(THE INPUT)

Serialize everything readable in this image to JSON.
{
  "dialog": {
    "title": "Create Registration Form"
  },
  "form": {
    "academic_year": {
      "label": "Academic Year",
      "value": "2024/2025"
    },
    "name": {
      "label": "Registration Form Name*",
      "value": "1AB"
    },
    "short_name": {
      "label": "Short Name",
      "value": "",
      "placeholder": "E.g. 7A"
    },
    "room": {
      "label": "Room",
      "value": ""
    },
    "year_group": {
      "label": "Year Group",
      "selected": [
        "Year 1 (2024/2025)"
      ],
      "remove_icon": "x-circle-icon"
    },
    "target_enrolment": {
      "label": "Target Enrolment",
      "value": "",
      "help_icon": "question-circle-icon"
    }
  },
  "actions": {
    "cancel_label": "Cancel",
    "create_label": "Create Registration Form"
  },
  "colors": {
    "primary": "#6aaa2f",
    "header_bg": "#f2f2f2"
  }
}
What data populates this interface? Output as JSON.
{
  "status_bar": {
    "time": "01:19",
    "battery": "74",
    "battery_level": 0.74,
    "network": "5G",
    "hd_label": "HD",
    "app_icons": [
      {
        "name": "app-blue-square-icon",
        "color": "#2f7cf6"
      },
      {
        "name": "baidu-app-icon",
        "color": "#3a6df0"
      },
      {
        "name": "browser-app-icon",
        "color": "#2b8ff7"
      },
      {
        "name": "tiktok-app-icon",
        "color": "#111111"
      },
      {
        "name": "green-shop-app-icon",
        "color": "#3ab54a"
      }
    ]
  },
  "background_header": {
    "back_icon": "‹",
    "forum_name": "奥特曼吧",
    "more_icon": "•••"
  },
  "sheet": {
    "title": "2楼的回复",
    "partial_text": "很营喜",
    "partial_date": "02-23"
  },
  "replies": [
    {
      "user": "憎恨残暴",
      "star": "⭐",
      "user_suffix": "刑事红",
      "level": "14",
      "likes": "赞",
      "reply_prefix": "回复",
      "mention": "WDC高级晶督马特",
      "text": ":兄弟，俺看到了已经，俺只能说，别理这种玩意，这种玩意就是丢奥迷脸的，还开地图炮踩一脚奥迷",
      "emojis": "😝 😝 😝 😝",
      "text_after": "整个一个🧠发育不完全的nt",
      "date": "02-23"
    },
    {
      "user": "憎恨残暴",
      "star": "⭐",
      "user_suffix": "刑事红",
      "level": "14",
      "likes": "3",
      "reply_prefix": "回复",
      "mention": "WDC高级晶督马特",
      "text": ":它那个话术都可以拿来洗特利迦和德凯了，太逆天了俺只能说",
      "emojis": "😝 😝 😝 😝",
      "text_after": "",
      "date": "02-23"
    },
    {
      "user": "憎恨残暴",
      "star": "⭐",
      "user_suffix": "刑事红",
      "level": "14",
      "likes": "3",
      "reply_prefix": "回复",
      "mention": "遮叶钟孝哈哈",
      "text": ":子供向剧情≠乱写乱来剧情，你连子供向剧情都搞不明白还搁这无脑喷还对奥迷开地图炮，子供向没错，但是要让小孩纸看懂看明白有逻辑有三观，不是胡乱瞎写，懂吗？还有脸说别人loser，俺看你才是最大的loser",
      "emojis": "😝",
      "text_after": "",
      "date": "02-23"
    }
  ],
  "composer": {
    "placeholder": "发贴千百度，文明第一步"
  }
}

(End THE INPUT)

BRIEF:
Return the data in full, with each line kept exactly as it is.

ANSWER TO THIS EXERCISE:
Serialize everything readable in this image to JSON.
{
  "dialog": {
    "title": "Create Registration Form"
  },
  "form": {
    "academic_year": {
      "label": "Academic Year",
      "value": "2024/2025"
    },
    "name": {
      "label": "Registration Form Name*",
      "value": "1AB"
    },
    "short_name": {
      "label": "Short Name",
      "value": "",
      "placeholder": "E.g. 7A"
    },
    "room": {
      "label": "Room",
      "value": ""
    },
    "year_group": {
      "label": "Year Group",
      "selected": [
        "Year 1 (2024/2025)"
      ],
      "remove_icon": "x-circle-icon"
    },
    "target_enrolment": {
      "label": "Target Enrolment",
      "value": "",
      "help_icon": "question-circle-icon"
    }
  },
  "actions": {
    "cancel_label": "Cancel",
    "create_label": "Create Registration Form"
  },
  "colors": {
    "primary": "#6aaa2f",
    "header_bg": "#f2f2f2"
  }
}
What data populates this interface? Output as JSON.
{
  "status_bar": {
    "time": "01:19",
    "battery": "74",
    "battery_level": 0.74,
    "network": "5G",
    "hd_label": "HD",
    "app_icons": [
      {
        "name": "app-blue-square-icon",
        "color": "#2f7cf6"
      },
      {
        "name": "baidu-app-icon",
        "color": "#3a6df0"
      },
      {
        "name": "browser-app-icon",
        "color": "#2b8ff7"
      },
      {
        "name": "tiktok-app-icon",
        "color": "#111111"
      },
      {
        "name": "green-shop-app-icon",
        "color": "#3ab54a"
      }
    ]
  },
  "background_header": {
    "back_icon": "‹",
    "forum_name": "奥特曼吧",
    "more_icon": "•••"
  },
  "sheet": {
    "title": "2楼的回复",
    "partial_text": "很营喜",
    "partial_date": "02-23"
  },
  "replies": [
    {
      "user": "憎恨残暴",
      "star": "⭐",
      "user_suffix": "刑事红",
      "level": "14",
      "likes": "赞",
      "reply_prefix": "回复",
      "mention": "WDC高级晶督马特",
      "text": ":兄弟，俺看到了已经，俺只能说，别理这种玩意，这种玩意就是丢奥迷脸的，还开地图炮踩一脚奥迷",
      "emojis": "😝 😝 😝 😝",
      "text_after": "整个一个🧠发育不完全的nt",
      "date": "02-23"
    },
    {
      "user": "憎恨残暴",
      "star": "⭐",
      "user_suffix": "刑事红",
      "level": "14",
      "likes": "3",
      "reply_prefix": "回复",
      "mention": "WDC高级晶督马特",
      "text": ":它那个话术都可以拿来洗特利迦和德凯了，太逆天了俺只能说",
      "emojis": "😝 😝 😝 😝",
      "text_after": "",
      "date": "02-23"
    },
    {
      "user": "憎恨残暴",
      "star": "⭐",
      "user_suffix": "刑事红",
      "level": "14",
      "likes": "3",
      "reply_prefix": "回复",
      "mention": "遮叶钟孝哈哈",
      "text": ":子供向剧情≠乱写乱来剧情，你连子供向剧情都搞不明白还搁这无脑喷还对奥迷开地图炮，子供向没错，但是要让小孩纸看懂看明白有逻辑有三观，不是胡乱瞎写，懂吗？还有脸说别人loser，俺看你才是最大的loser",
      "emojis": "😝",
      "text_after": "",
      "date": "02-23"
    }
  ],
  "composer": {
    "placeholder": "发贴千百度，文明第一步"
  }
}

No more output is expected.